“Who are you?” Sam asked, and pointed a finger at the elder.
“Hello, I’m Dr. Graham and I specialize in mental illness. I’ve dealt with many children in my lifetime. Children just like you, pretty lady,” he said.
“Okay…” Sam replied.
“Now, is it alright if I ask you a few questions about yourself?”
“Wonderful. Samantha, how old are you?”
“I’m ten, almost eleven.”
“Perfect. Parents, does she have severe mood swings?”
“Sometimes,” Sam’s mother said and looked down at her fingers.
“Often?” Dr. Graham asked.
“Almost daily,” her father cut in, staring at the doctor. His mouth was pressed into a thin line and his face was red, as if he had just been working out.
“And this castle?” Dr. Graham asked, and took out a pen and paper.
“She talks about it constantly.”
“Because it exists!” Sam yelled and stomped her foot on the ground. Dr. Graham sighed and wrote something down.
“What? What are you writing?” she asked and tried to look over at the paper, but Dr. Graham pulled it away.
“Sam, how do you feel about living elsewhere? There’s a town not too far from here with a building that houses children just like you. You’ll be in very good care, and your parents will come visit you often. You don’t even have to do any math!”
Sam looked at her parents, who were smiling sadly. “What?” she asked again, weakly.
“Honey, he wants you to live in a home for children,” her mother sighed. Sam stared blankly at him.
“Why don’t you just go to bed?” Sam heard her mother ask. “It’s late.”
Sam nodded and rose from her seat. She slowly ascended upstairs as the conversation began again.
“She’s not in a good state, but I don’t want to lose her,” Sam’s mother said. “Would she ever forgive us?”
Sam stopped and sat on the stairs.

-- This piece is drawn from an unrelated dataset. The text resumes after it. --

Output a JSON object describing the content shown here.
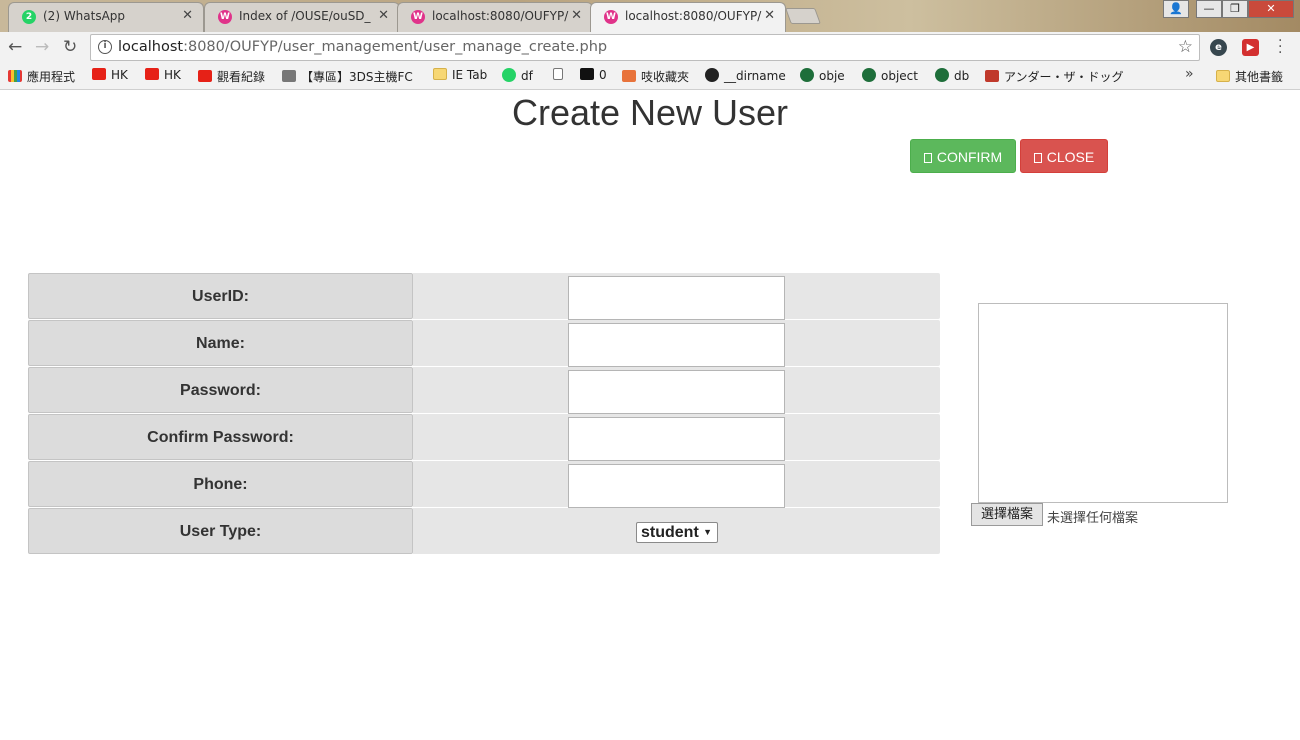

“Calm down, Victoria. You’re not going to lose her. She needs help. If she stays here, her condition will only worsen. I’ve dealt with these cases before, and I know that she must go to the hospital. She’s insane, Victoria,” Dr. Graham said. Sam’s mother sniffled.
No, Sam thought to herself, they can’t take me away. I’m not insane. There really is a castle…. Right? She shook her head. Sam floated to her room, and more uneasy thoughts flooded her brain.
I’m not insane. There is a castle. They can’t send me away. How could my parents do this? How could they betray me like this? No. Just go to sleep. It’ll be better in the morning.
As the raging thoughts in her head quieted down, Sam drifted off to sleep.
“Honeybun, wake up, it’s time to go.”
Sam’s mother shook her awake, and her eyes opened wide. She beamed at her mother and got dressed, preparing for a normal day. She looked out at the sky through her window, where the sun burned brightly. On days like this, there seemed there would be no end to the drought plaguing Rochdale.
But something was wrong. A car was parked in the driveway, and two tall men in suits and glasses stepped out. The flag on the car was not that of Rochdale’s, and this scared her. Almost as much as the forest surrounding the castle.
“Mother, what is that car for?” Sam asked.
“Remember that nice doctor we talked to yesterday? And how he recommended you go stay at Trinity Psychiatric Home? Er… the place where there’s no math?” Mother replied uneasily.
“You still think I’m insane? I’m not and I don’t want to go anywhere!” Sam screamed and darted out of her room. Her mother tried to grab her and pull her back but Sam was too fast.
“SAMANTHA!” she cried and hurried down the stairs.
In no time at all Sam was on the rock overlooking the huge forest and the castle. I’m done being scared of this forest. I can’t go to some mental center. I’m not crazy. I’d rather die than go there. Lightning sliced through the sky and there was a low rumble in the distance.
Sam looked back at Rochdale, and then out to the castle. She closed her eyes, took a deep breath, and began running. As she ran towards the forest, away from the town and the parents that had betrayed her, gentle drops of water fell on Sam’s tear-streaked face. It had finally begun to rain again.